Has your organization tried to implement idea management software, or do you plan to do so in the future?
It could be I’m overly sensitive to gender issues among the academic scientific elite, having moved to Cambridge, Mass., about the time then-Harvard President Larry Summers made his unfortunate remarks on whether women possess the same innate talent for science and math as men. But at this week’s MIT Sloan CIO Symposium, I sensed an interesting gender divide among the members of the panel of MIT academic stars. They took the stage to talk about the future of IT organizations and how to drive business innovation.
It was the women who were talking about power, control and the value of optimizing the status quo, and it was the men who were the touchy-feely ones. Call it the new “masculine mystique.”
If Tivoli Systems founder Frank Moss were an IT professional today, he would be focusing on the “extraordinary capability” of personal technology — social media, the mobile Web, affective computing — to understand his customers: what motivates them, how they think, what they like and don’t like.
“That’s what constitutes success in the 21st century,” said Moss, now director of the MIT Media lab, during a symposium session. Moss was quick to point out that his perspective is a departure from his Tivoli days. The purpose of IT then — his whole selling shtick for Tivoli — was “about putting IT and business people in control.”
“Your job is no longer about getting control,” Moss said. “It is about recognizing that most of the value in your company is actually being created outside your company, either by customers or by employees,” whose work lives are only partially defined by what they do inside the company, he said.

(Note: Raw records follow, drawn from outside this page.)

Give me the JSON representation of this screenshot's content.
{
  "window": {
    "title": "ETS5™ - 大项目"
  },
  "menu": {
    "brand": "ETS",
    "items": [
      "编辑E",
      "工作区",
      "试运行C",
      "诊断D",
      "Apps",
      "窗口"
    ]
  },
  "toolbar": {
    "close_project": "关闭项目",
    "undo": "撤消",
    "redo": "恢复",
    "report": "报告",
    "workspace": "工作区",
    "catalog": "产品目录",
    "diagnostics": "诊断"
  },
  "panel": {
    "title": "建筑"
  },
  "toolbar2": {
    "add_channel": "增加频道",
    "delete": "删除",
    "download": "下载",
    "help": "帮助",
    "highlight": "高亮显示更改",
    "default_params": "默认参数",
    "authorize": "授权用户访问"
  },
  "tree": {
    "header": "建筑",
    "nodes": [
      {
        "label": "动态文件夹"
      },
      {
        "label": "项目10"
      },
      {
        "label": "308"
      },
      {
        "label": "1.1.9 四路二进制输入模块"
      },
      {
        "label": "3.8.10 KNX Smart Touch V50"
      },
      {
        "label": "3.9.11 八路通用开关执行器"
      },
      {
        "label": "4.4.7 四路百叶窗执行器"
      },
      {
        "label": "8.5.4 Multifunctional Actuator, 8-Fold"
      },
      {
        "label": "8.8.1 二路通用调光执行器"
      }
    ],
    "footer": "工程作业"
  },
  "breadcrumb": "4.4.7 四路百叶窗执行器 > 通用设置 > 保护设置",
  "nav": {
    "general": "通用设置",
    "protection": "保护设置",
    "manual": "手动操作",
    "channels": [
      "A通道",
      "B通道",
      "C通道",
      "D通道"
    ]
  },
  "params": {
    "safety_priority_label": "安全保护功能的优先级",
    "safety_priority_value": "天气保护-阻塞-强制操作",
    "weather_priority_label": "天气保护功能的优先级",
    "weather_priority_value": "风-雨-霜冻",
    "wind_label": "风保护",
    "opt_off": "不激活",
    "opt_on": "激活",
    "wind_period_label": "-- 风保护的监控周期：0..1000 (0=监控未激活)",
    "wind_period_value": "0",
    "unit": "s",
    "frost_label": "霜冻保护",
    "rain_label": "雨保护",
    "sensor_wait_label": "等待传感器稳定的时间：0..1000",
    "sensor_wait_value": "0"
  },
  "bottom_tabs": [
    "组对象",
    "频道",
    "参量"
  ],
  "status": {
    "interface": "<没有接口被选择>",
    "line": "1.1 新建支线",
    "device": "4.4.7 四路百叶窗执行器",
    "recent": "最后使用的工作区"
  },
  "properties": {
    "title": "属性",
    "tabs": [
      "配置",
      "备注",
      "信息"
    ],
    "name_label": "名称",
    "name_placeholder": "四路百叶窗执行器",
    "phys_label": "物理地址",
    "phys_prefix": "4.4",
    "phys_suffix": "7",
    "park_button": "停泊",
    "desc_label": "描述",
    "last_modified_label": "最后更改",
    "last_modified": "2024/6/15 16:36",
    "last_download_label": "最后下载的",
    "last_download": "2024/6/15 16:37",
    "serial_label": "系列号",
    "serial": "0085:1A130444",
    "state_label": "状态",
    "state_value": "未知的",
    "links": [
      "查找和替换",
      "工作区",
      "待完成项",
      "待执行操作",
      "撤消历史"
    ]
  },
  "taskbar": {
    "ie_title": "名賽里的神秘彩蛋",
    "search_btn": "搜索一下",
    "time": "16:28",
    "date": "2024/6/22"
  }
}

Nor is it enough just to bring in social media (although he urged any CIO in the audience who didn’t have a Facebook page or wasn’t monitoring Twitter to do so ASAP). That ship has sailed. The Millennials who work for his audience members’ companies are already communicating and connected, Moss said. The typical college student is as adept at managing huge amounts of data and information as IT departments were 10 and 15 years ago.
“I think the real question for information technology is, how do you change your job so that it is no longer about being in control, but in some sense optimizing these tools that your employees have been employing at your company and connecting them with customers,” Moss said.
Moss and Erik Brynjolfsson, a professor at the MIT Sloan School of Management and director of the school’s MIT Center for Digital Business, argued that IT professionals should dwell less on automating and controlling business processes — that work is done — and focus more on the people who are generating data and on ways to help them make sense of that data. Brynjolfsson talked up the value of controlled experiments to find out what customers really want, on a person-by-person basis.
On the other hand, Dr. Jeanne Ross, director of the Center for Information Systems Research at MIT Sloan, and Marilyn Smith, MIT’s new head of IS and technology, were not convinced that IT professionals should give up control anytime soon. Nor were they ready to pronounce that the productivity gains realized from automating and optimizing business processes are in the past. Many businesses run on legacy systems that can’t be thrown out, Smith noted, and would benefit from being optimized. Most organizations have “sacred transactions” that need to be gotten right, Ross said. Stable platforms give people the freedom to innovate.
“The great irony from everything we have learned about innovation is that the first thing we need is a solid platform that captures the stable part of the business, so you have something to build on when you are building your innovative processes,” Ross said. It was important, she said, “not to throw the baby out with the bath water.”